So come to Mass with a plan. Expect God’s love to enlarge your heart. Ask yourself, “How can I be open to this love today so that his grace will make me more loving?” Then, after Mass, ask yourself, “What did God show me today? What did I feel him doing in me during Mass?” There is no end to the love he wants to pour out on us!
The Grace of Mercy. Have you ever noticed how many opportunities for repentance there are in the Mass? First, there is the penitential rite, when we confess to almighty God and to our brothers and sisters that we have sinned. Then in the Gloria, we cry out to God, “You take away the sins of the world, have mercy on us,” and again, “You are seated at the right hand of the Father, have mercy on us.” Then in the Eucharistic Prayer, the priest prays, “Have mercy on us all, we pray, that with the Blessed Virgin Mary . . . we may merit to be coheirs to eternal life.” In the Lord’s Prayer, we ask God to forgive us our trespasses. We cry out, “Lamb of God, . . . have mercy on us.” And just before Communion we pray, “Lord, I am not worthy . . . but only say the word, and my soul shall be healed.”
That’s at least six opportunities to tell God we are sorry for our sins! Each opportunity opens us up to receiving his mercy and healing power. Each opportunity puts us in touch with a Father who is always ready to run and embrace us, a Father who loves to throw a banquet for us. It offers us the chance to be forgiven of all our venial sins (Catechism of the Catholic Church, 1393-1395, 1436).

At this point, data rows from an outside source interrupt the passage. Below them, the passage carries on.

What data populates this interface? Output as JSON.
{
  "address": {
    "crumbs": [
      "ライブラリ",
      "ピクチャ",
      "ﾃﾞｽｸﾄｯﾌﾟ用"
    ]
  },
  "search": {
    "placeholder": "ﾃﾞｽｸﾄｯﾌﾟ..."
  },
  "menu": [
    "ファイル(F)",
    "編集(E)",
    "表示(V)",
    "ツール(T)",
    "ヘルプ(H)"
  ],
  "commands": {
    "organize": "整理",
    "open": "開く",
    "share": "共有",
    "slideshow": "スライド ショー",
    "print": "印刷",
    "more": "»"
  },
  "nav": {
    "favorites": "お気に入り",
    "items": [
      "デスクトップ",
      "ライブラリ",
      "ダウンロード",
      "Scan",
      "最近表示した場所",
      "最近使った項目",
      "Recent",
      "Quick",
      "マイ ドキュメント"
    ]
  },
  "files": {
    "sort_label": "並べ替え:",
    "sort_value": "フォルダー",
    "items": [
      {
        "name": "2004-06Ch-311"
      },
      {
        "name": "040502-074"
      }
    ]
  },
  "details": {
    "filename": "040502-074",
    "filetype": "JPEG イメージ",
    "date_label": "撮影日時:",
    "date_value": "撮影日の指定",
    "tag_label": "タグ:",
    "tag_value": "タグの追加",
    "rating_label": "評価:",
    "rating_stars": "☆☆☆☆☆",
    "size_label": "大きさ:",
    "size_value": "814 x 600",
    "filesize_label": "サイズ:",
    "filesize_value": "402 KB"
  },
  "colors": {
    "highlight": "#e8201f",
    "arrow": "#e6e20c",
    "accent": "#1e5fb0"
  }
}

But mercy isn’t the whole picture. At Mass, we also receive the grace to stay strong in the face of temptation. Every time you receive Communion, you are receiving divine strength, grace, and help for every troubling situation you face. You are receiving Jesus himself, with all of his holiness, purity, and power. In the words of St. Ambrose, “This daily bread is taken as a remedy for daily infirmity.” So when you pray the penitential rite or when you come to any other words of repentance, don’t just recite them. Speak them from your heart. Know that at that moment, you are being forgiven, and your nature is being built up and strengthened.
Come Prepared. It’s too easy to come to Mass without a plan, to go through the liturgy without expecting anything significant to happen. This year, don’t let that happen! Every time you come to Mass, come with a plan. Come looking for the grace of his love and the grace of his mercy. Come expecting to find the grace to stand firm against temptation. Set these as your goals for this year, and then watch as your life changes.